Don’t get me wrong, there is plenty of funding available for Bulletin cartoons, and our syndicate service is continuing to provide hundreds of them weekly.

But 99 percent of them are about the food fight in D.C. The other one percent is from foreign cartoonists that we never use. They are just too serious, artsy, and not funny. We like funny cartoons.
Yes, this latest political escapade is a cartoonist’s dream, regardless of which side they are drawing, or blaming, or ridiculing.

But it has become this publisher’s nightmare.

These type of cartoons are only funny to those readers who agree with them, and often make other readers mad. Funny is in the eyes of the beholder. Political humor is only funny half the time.

We’re not a daily paper with editorial and op-ed pages. Our pages are sort of a free-for-all, with each one containing non-categorized stories about anything that our editorial staff thinks would interest readers.

Since I know that we appeal to both sides of the aisle, the hundreds of debt limit and shut down cartoons are to us completely useless.

I have tried to get the syndicate to negotiate in good faith with us about this, but they won’t budge.
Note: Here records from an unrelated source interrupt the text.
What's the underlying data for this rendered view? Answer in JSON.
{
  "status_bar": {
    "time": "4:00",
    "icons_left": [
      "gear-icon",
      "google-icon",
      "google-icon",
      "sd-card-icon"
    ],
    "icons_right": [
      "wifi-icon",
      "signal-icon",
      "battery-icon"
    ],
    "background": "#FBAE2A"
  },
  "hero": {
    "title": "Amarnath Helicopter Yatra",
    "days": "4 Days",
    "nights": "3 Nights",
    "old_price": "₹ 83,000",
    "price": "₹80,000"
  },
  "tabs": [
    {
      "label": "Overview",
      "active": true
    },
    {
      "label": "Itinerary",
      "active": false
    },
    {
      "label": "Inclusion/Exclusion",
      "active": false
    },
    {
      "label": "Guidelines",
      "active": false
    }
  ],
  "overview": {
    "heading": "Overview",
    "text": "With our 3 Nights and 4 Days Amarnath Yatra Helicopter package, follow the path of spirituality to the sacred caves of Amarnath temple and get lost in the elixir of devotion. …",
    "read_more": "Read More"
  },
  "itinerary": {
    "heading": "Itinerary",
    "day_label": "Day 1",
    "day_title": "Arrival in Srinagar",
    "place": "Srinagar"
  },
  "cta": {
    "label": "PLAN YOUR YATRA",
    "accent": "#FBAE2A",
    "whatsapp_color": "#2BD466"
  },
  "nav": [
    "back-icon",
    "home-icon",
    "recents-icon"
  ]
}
So, the cartoon shortage continues.

Most of the time, this is not a problem. The syndicate’s many artists are all over the map on different issues and current events, and there are plenty of cartoons from which to choose.

Now, they are all drawing about only one topic – the food fight in D.C.

We all hope this is resolved and we go on to other fights that are a little less messy, and our cartoonists once again expand their horizons.

Meanwhile, I am enjoying the Facebook debate about the food fight. The photoshopped posts are very good as they point out how wrong the other side is.

It feels good to vent a little, but I can honestly say that those posts will not convince the other side to see it your way.

And, it does no good to get into a political feud over the issue, raising the emotional level by each post, and even being insulting. 

There are other issues that are more suited for such venture, like posting about the Houston Texans as you watch the game. Both sides can agree on these posts.

“Like it or not, fixing Schaub is our best shot unless you are ready to write off this season and for next year again.”

“Schaub, you are a bum!!!!!!”

“BREAKING: Matt Schaub says he will not take the field unless the 49ers come to the table and negotiate.”

There were dozens more. The last one is my favorite. It  was posted by a one-time Houston Chronicle colleague.

I wish my syndicated cartoonists would watch football and get some ideas.

Or any other sport, or read the lifestyle pages, or any other pages than news and editorials.

I write these columns early, so I hope by the time it appears on Oct.15, this “food fight” will be over, and both sides agree to do what’s best for the country.

Then we can all go back to ranting about sports (which is easy to do if you follow Houston teams), and I can get once again some usable cartoons.